= WORK REQUIRED =
Reply with one number only: the count of lines below that contain the word "name".

(Element data from apps and pages)
────────
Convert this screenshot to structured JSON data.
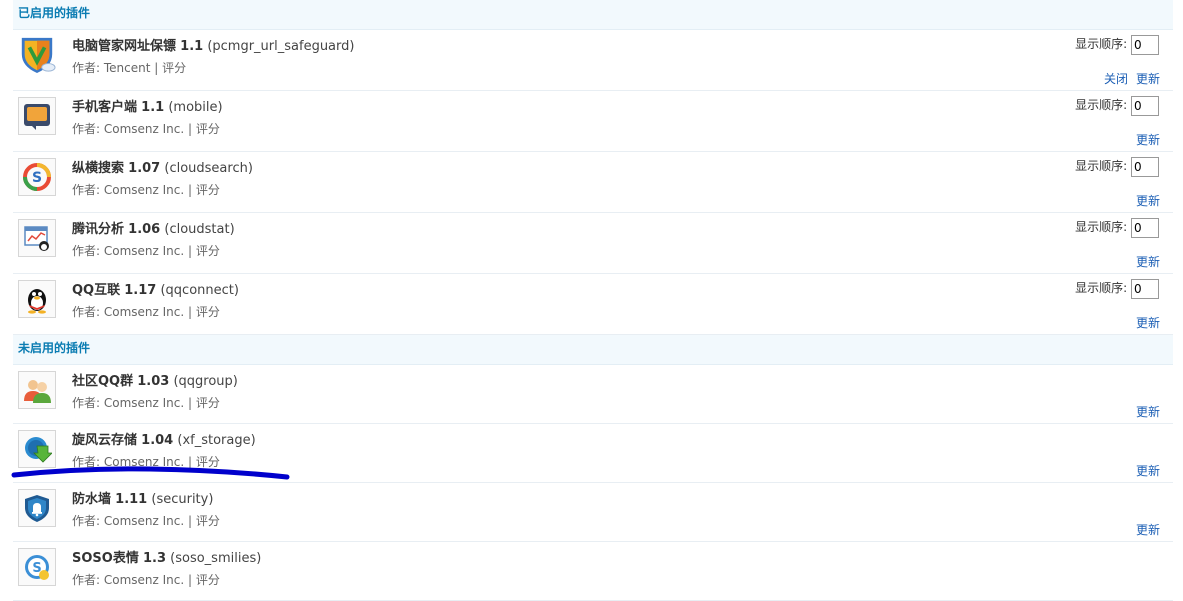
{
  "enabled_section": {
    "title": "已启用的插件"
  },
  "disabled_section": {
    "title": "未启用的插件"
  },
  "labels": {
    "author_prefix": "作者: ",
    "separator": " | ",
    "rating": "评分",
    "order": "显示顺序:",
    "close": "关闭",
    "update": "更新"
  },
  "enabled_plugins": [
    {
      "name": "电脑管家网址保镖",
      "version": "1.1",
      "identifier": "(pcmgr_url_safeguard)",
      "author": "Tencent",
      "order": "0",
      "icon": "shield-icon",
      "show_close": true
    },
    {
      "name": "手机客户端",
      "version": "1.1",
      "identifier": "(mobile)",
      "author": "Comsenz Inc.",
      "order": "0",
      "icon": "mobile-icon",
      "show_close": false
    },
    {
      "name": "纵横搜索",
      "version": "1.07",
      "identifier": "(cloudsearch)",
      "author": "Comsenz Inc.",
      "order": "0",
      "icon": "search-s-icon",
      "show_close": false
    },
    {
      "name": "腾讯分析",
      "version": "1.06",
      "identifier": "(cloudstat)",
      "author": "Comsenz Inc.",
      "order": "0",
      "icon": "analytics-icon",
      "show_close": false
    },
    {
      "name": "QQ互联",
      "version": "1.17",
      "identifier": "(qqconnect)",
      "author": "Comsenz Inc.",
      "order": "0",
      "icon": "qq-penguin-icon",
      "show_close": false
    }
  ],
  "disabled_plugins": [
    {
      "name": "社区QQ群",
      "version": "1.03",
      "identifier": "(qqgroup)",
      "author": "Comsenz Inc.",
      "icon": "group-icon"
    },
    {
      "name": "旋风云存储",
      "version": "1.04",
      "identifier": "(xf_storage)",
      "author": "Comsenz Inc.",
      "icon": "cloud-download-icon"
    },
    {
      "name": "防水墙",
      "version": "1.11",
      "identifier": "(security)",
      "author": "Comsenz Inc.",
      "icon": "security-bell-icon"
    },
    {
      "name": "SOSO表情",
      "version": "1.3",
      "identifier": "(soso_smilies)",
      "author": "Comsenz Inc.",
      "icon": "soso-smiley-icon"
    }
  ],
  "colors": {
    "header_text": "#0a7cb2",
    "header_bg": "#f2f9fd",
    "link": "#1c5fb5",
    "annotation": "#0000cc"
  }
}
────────
= THE COMPLETED TASK =
9